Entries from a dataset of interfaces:
════════════════

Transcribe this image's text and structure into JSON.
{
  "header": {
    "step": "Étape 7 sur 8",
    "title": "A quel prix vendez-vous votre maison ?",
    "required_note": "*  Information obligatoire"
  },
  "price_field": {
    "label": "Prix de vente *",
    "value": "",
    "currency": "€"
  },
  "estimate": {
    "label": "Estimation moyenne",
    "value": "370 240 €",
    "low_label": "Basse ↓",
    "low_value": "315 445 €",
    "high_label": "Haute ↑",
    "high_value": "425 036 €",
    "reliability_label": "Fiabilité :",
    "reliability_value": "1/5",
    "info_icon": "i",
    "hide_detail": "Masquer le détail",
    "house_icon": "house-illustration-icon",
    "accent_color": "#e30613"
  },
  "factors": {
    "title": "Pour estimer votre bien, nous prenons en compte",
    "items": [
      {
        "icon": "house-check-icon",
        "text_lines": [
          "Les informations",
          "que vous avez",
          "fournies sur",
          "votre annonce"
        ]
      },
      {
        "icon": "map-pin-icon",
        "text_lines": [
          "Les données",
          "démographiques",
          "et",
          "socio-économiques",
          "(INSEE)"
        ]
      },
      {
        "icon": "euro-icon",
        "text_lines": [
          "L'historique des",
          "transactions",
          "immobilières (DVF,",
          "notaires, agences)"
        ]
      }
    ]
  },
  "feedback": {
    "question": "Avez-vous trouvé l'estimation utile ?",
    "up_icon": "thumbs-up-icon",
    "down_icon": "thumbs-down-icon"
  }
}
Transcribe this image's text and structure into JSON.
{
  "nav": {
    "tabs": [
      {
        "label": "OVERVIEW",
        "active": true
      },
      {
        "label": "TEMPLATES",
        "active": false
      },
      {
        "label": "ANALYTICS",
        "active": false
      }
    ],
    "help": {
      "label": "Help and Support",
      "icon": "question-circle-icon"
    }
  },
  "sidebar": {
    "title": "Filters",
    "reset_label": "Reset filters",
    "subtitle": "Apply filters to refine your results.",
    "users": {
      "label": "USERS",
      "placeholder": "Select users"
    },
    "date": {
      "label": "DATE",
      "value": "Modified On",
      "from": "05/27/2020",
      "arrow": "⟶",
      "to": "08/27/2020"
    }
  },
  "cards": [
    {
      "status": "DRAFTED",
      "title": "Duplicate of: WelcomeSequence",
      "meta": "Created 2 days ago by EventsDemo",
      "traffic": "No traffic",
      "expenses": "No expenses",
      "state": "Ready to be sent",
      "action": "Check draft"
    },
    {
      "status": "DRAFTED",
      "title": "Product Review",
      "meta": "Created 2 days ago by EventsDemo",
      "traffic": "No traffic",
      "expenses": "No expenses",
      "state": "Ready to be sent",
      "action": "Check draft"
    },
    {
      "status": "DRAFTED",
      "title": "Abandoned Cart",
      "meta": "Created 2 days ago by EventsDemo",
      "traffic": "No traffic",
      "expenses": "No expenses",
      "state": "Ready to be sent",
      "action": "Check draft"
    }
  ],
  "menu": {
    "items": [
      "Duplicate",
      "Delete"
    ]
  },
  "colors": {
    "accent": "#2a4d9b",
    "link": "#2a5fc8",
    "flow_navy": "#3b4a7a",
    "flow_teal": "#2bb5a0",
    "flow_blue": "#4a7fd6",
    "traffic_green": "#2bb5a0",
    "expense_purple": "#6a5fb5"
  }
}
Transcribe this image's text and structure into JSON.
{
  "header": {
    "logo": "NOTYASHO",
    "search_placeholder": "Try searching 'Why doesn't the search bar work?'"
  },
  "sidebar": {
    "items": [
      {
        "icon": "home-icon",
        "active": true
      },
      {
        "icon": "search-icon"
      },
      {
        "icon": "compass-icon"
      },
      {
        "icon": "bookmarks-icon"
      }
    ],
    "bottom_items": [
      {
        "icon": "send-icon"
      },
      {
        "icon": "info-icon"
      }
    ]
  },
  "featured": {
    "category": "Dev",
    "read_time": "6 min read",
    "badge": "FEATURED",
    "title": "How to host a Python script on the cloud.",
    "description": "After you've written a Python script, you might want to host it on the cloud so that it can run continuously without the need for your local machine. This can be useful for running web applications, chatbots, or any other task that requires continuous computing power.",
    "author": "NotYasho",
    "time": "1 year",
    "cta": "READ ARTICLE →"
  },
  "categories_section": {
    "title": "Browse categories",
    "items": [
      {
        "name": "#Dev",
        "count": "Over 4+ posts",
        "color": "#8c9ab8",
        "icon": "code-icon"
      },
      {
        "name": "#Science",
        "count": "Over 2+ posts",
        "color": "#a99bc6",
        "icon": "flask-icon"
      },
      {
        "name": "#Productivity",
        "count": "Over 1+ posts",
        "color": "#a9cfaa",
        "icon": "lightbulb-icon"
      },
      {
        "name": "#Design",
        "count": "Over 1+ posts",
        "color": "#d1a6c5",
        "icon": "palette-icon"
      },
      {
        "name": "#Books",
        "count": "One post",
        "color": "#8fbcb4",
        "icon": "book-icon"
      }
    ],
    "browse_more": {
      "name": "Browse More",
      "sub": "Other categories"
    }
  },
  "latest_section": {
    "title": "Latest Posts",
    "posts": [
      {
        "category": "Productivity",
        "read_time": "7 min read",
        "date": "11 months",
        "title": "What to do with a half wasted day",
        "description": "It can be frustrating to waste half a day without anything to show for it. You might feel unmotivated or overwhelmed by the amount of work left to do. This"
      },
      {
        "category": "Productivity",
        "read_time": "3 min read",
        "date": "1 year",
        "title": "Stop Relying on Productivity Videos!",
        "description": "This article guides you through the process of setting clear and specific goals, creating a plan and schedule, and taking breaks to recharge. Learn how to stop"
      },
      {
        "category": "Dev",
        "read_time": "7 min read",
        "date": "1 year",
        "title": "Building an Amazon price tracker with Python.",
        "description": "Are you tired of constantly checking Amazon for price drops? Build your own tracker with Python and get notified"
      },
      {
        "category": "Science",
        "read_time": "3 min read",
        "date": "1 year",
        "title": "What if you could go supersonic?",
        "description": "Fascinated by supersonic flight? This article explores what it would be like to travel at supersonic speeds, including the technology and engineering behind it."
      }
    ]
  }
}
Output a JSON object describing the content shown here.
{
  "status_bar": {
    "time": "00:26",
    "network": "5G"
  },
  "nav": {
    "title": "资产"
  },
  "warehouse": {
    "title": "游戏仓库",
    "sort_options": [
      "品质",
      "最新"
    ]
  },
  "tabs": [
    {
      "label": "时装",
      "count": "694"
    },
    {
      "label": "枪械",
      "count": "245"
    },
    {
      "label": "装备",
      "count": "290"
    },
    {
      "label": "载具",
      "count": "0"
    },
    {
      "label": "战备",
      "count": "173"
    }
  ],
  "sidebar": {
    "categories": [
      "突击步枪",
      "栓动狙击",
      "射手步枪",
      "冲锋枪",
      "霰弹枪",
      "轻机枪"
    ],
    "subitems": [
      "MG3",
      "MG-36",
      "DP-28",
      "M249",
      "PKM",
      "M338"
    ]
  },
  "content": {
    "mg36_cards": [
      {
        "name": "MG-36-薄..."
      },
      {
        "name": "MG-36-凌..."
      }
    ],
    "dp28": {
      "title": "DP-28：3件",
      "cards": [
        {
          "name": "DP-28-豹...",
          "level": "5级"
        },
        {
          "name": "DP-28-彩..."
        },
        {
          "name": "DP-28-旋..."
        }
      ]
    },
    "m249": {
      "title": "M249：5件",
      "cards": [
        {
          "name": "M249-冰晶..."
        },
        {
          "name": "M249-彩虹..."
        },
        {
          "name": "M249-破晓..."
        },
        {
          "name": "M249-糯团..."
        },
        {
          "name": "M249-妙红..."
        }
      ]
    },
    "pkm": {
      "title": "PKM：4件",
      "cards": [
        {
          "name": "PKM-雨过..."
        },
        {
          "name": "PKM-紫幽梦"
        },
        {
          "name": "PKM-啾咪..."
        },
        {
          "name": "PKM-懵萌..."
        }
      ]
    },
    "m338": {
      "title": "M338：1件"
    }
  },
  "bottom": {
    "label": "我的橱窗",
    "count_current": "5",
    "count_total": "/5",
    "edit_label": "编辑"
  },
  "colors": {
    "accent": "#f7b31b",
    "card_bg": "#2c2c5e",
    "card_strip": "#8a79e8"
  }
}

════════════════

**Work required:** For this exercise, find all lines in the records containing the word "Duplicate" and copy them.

**Your solution:**
      "title": "Duplicate of: WelcomeSequence",
      "Duplicate",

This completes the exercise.